“UK has always had generous donors, people who get great fulfillment from giving and improving UK,” Monday says. The university was founded with donor support and has continued to progress thanks to private gifts.
“The endowment is an opportunity to bet on the place that bet on you,” Monday says. “It is an opportunity to give back to an institution that people believe is doing great things and could do even better things.”
Growing the endowment is especially important right now, according to Monday. In the last 10 years, state funding for UK has decreased by more than $70 million. Growth in the endowment is critical for the university to fund scholarships, programs, and the recruitment and retention of exceptional faculty — ideally — for the life of the university.
But ensuring the endowment’s longevity and continued growth requires planning, Monday says. The investment committee has a measured, diversified investment approach, which largely shelters it from a turbulent market, making UK a good investment.
The challenge with having mostly designated funds in the endowment is that it limits UK’s ability to grow, says Monday. As a result, it can’t be as responsive to institutional needs, including offering more student scholarships or hiring more faculty and researchers in a growing area.
“We always want to be better and to do more,” Monday says. “Greatness is graduating 6,000 students, being greater is graduating 7,000, 8,000, 10,000 students a year. Endowment earnings allow people to make a greater difference forever.”
Jordan Nicoulin is grateful his scholarship donors invested in him because it allowed him to have a richer collegiate experience. He is active in the Lewis Honors College, joined the Scholars in Engineering and Management Program and is getting ready to study in Costa Rica this spring. He learned the value of community service from Tom Lewis, when he spoke at the dedication of the Lewis Honors College, and is eager to make a difference wherever he goes.
“I could probably have still gone to UK without scholarships, but it would have been a lot harder,” Nicoulin says. “A lady in my class works 40 hours a week to pay for her schooling, and she is taking 20 credit hours so she can get out faster. I almost felt guilty that I had a full-tuition scholarship, but I know lots of people who have been helped by scholarships. Scholarships give students a chance they wouldn’t have had otherwise. I appreciate all my donors have done for my son and me.”

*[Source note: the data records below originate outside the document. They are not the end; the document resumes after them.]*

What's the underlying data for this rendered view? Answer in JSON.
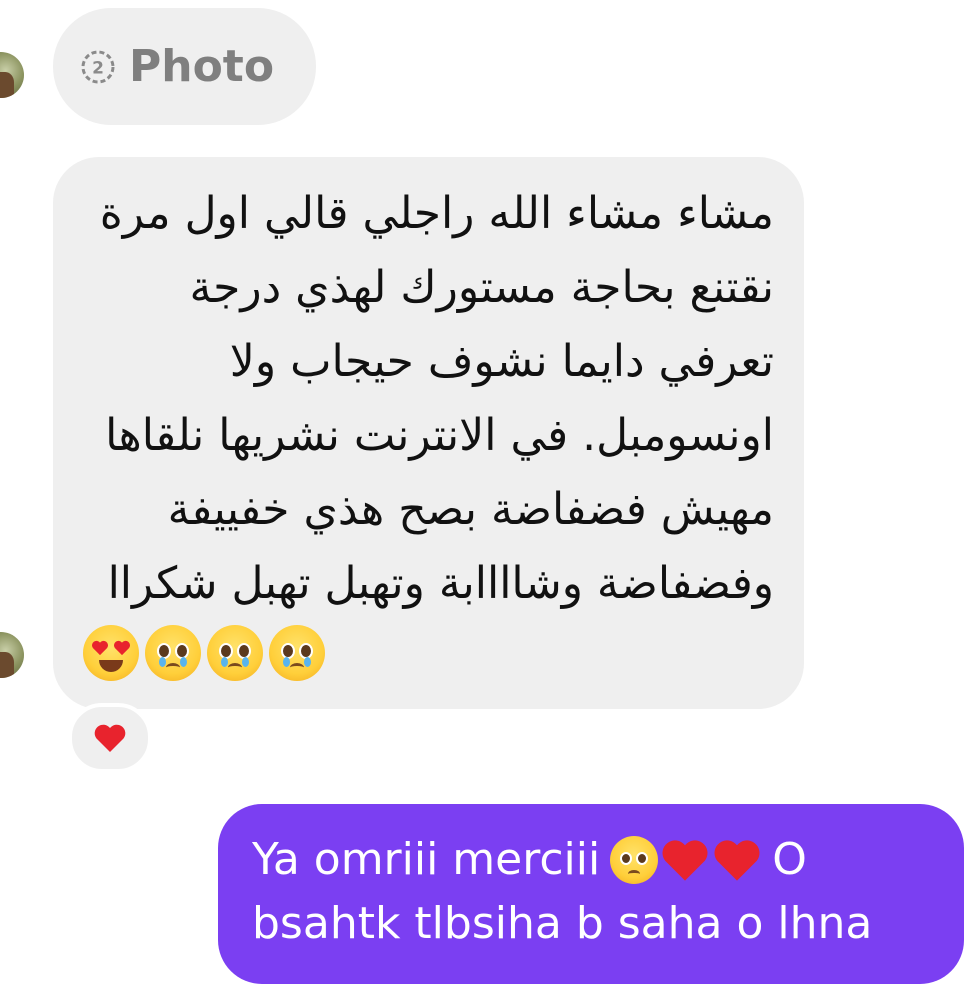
{
  "photo_message": {
    "icon": "view-once-icon",
    "label": "Photo",
    "view_count": "2"
  },
  "received_message": {
    "lines": [
      "مشاء مشاء الله راجلي قالي اول مرة",
      "نقتنع بحاجة مستورك لهذي درجة",
      "تعرفي دايما نشوف حيجاب ولا",
      "اونسومبل. في الانترنت نشريها نلقاها",
      "مهيش فضفاضة بصح هذي خفييفة",
      "وفضفاضة وشاااابة وتهبل تهبل شكراا"
    ],
    "emojis": [
      "crying-face-emoji",
      "crying-face-emoji",
      "crying-face-emoji",
      "heart-eyes-emoji"
    ]
  },
  "reaction": {
    "icon": "red-heart-icon"
  },
  "sent_message": {
    "line1_text_before": "Ya omriii merciii",
    "line1_emojis": [
      "pleading-face-emoji",
      "red-heart-emoji",
      "red-heart-emoji"
    ],
    "line1_text_after": "O",
    "line2_text": "bsahtk tlbsiha b saha o lhna"
  },
  "colors": {
    "received_bubble": "#efefef",
    "sent_bubble": "#7b3ff2",
    "heart": "#e8232d"
  }
}
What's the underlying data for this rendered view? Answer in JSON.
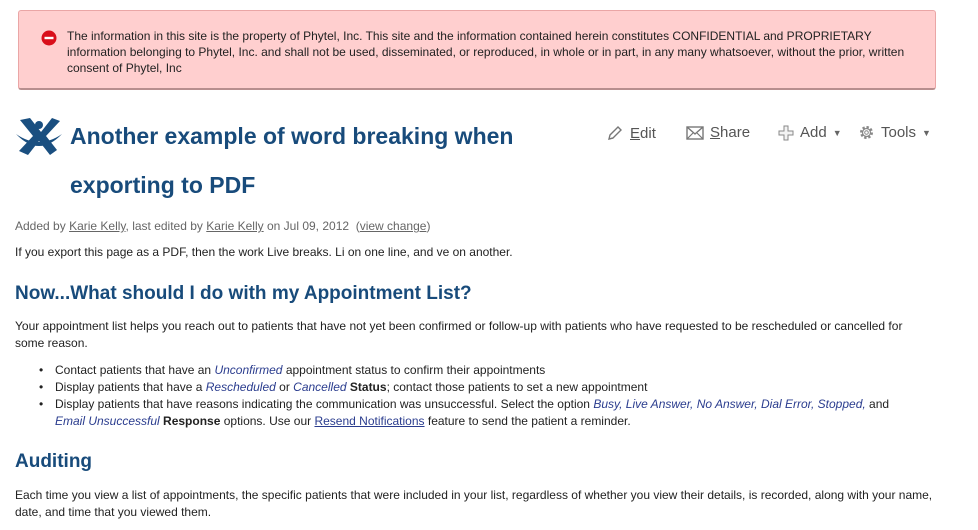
{
  "banner": {
    "text": "The information in this site is the property of Phytel, Inc. This site and the information contained herein constitutes CONFIDENTIAL and PROPRIETARY information belonging to Phytel, Inc. and shall not be used, disseminated, or reproduced, in whole or in part, in any many whatsoever, without the prior, written consent of Phytel, Inc",
    "icon": "error-icon",
    "bg_color": "#ffcfcf"
  },
  "page": {
    "title": "Another example of word breaking when exporting to PDF",
    "title_color": "#184b7b"
  },
  "toolbar": {
    "edit": "Edit",
    "share": "Share",
    "add": "Add",
    "tools": "Tools"
  },
  "meta": {
    "added_by_prefix": "Added by",
    "author": "Karie Kelly",
    "edited_by": ", last edited by",
    "editor": "Karie Kelly",
    "on_date": "on Jul 09, 2012",
    "view_change": "view change"
  },
  "content": {
    "intro": "If you export this page as a PDF, then the work Live breaks.  Li on one line, and ve on another.",
    "section1_heading": "Now...What should I do with my Appointment List?",
    "section1_para": "Your appointment list helps you reach out to patients that have not yet been confirmed or follow-up with patients who have requested to be rescheduled or cancelled for some reason.",
    "bullet1": {
      "a": "Contact patients that have an ",
      "unconfirmed": "Unconfirmed",
      "b": " appointment status to confirm their appointments"
    },
    "bullet2": {
      "a": "Display patients that have a ",
      "rescheduled": "Rescheduled",
      "or": " or ",
      "cancelled": "Cancelled",
      "status": "Status",
      "b": "; contact those patients to set a new appointment"
    },
    "bullet3": {
      "a": "Display patients that have reasons indicating the communication was unsuccessful. Select the option ",
      "busy": "Busy,",
      "live_answer": "Live Answer,",
      "no_answer": "No Answer,",
      "dial_error": "Dial Error,",
      "stopped": "Stopped,",
      "and": " and ",
      "email_unsuccessful": "Email Unsuccessful",
      "response": "Response",
      "b": " options. Use our ",
      "resend": "Resend Notifications",
      "c": " feature to send the patient a reminder."
    },
    "section2_heading": "Auditing",
    "section2_para": "Each time you view a list of appointments, the specific patients that were included in your list, regardless of whether you view their details, is recorded, along with your name, date, and time that you viewed them."
  }
}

This story originally appeared in the summer 2018 issue of Kentucky Alumni magazine.